* [YOUR ASSIGNMENT] All lines holding the string "list" should be copied from the data below.

* [DATASET RECORDS]
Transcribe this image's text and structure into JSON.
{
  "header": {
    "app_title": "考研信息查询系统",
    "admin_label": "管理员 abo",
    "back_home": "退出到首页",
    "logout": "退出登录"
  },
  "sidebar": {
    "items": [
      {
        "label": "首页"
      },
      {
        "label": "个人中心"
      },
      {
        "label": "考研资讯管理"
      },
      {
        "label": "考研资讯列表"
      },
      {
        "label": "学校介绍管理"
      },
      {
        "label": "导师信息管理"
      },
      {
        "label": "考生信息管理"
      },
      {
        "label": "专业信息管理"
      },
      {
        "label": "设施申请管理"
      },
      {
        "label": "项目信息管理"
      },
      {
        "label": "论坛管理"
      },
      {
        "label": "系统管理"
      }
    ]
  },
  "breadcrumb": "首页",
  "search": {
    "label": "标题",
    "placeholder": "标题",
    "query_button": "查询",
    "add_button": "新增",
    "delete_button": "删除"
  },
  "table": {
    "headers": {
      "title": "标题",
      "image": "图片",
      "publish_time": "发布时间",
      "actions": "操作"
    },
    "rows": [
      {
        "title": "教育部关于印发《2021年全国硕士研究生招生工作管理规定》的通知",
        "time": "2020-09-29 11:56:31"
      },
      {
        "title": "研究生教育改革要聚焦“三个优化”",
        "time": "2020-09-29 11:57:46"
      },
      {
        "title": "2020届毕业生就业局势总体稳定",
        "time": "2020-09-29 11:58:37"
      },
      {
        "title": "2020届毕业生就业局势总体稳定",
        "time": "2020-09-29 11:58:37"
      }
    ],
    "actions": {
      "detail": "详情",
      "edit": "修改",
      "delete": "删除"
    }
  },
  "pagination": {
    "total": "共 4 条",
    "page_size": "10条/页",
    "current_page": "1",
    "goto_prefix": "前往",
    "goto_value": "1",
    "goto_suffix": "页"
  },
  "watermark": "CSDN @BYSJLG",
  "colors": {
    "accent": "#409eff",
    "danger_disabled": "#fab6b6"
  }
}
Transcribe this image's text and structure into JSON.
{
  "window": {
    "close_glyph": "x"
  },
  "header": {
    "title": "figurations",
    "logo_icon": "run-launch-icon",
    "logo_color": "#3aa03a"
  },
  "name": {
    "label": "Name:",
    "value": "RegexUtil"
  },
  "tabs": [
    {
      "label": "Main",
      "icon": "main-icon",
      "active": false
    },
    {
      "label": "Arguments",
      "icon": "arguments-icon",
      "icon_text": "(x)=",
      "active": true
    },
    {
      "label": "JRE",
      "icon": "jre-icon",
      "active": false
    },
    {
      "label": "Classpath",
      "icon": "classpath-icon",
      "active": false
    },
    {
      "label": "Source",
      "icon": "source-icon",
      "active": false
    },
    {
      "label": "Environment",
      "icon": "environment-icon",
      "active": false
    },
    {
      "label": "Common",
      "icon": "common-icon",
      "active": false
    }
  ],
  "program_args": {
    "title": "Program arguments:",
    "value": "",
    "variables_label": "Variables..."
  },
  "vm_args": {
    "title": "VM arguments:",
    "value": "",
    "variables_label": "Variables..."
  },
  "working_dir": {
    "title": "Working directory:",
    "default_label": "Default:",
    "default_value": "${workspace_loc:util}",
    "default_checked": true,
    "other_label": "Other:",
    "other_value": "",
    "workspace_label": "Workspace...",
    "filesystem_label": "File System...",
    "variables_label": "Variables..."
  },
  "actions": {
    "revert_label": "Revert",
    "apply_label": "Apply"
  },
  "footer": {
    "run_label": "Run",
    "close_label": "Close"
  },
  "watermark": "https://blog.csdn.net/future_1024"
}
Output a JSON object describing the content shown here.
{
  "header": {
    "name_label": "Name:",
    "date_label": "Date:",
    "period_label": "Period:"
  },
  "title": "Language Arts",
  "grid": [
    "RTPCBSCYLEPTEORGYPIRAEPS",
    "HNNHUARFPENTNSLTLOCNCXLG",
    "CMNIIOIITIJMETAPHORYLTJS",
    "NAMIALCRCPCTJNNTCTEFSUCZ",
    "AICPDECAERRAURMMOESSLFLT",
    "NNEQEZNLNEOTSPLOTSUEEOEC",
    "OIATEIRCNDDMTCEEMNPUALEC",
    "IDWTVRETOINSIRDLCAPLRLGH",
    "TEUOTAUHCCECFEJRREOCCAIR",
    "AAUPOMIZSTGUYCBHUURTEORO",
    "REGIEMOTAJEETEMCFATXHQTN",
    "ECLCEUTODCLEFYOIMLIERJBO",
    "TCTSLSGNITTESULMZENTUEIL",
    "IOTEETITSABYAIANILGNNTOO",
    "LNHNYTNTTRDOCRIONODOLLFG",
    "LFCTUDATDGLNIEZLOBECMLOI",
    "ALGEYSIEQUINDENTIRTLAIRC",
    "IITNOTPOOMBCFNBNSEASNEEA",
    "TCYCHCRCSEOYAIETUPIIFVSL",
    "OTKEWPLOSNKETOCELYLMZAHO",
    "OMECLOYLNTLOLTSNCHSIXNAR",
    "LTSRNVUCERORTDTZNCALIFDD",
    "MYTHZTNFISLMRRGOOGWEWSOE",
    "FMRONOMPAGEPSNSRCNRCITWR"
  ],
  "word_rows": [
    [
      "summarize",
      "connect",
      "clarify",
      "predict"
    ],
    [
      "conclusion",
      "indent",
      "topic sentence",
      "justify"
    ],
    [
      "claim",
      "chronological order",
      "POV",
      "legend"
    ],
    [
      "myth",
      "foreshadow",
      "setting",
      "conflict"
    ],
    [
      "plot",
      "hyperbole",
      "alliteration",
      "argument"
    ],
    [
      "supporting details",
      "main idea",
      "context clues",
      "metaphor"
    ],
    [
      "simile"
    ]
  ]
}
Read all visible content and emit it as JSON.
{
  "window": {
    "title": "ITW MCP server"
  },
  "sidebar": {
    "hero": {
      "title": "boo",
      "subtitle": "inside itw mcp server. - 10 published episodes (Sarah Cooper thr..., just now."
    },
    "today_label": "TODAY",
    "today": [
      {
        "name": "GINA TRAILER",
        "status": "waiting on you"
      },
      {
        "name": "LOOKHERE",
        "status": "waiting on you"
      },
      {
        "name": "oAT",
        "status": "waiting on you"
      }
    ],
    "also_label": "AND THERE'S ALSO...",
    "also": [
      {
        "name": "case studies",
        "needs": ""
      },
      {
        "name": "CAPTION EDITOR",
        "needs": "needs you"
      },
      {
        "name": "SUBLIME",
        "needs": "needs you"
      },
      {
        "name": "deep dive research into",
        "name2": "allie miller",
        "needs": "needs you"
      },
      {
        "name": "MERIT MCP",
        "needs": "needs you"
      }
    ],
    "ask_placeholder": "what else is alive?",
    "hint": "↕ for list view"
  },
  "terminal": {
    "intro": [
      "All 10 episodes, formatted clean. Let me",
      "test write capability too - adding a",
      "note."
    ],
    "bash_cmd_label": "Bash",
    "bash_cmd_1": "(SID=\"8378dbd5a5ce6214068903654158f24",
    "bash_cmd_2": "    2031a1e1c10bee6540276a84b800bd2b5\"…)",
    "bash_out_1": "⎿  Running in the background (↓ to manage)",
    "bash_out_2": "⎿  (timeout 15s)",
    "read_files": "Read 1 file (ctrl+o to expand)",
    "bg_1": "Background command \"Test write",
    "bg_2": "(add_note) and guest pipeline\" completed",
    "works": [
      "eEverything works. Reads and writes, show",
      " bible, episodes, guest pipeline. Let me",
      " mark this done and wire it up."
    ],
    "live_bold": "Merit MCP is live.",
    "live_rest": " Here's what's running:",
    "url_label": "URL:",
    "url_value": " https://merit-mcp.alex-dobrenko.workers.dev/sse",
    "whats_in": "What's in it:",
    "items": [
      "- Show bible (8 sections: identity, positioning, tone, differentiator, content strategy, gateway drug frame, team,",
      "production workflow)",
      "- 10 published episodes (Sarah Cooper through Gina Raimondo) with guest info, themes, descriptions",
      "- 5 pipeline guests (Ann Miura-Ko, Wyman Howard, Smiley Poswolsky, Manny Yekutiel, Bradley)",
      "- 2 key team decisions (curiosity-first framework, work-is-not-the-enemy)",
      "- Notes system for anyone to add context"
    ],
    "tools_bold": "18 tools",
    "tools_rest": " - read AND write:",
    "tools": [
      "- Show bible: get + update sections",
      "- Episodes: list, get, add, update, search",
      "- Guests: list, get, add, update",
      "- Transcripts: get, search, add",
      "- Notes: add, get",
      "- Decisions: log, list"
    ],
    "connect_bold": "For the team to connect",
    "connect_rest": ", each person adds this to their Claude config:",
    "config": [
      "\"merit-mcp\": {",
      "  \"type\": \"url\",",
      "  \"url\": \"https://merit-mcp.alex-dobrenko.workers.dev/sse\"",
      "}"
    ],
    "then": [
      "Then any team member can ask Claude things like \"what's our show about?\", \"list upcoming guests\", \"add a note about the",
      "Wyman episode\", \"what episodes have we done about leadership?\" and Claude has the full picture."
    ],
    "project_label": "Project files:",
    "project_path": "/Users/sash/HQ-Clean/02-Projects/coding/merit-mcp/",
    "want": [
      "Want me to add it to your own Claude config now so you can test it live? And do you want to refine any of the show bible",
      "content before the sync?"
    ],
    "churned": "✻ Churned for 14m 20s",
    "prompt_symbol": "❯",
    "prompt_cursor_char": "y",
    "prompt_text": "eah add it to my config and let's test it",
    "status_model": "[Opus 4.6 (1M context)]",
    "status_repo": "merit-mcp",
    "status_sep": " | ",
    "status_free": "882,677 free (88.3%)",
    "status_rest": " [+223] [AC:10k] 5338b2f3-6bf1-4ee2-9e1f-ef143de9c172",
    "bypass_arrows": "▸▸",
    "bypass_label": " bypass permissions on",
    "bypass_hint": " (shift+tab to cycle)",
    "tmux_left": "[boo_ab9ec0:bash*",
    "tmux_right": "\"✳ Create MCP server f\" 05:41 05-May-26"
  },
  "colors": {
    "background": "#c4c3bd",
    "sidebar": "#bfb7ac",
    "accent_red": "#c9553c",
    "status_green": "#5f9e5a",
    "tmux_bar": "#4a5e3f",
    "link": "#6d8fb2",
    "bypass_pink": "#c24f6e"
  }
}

* [EXERCISE OUTPUT]
    "hint": "↕ for list view"
      "- Episodes: list, get, add, update, search",
      "- Guests: list, get, add, update",
      "- Decisions: log, list"
      "Then any team member can ask Claude things like \"what's our show about?\", \"list upcoming guests\", \"add a note about the",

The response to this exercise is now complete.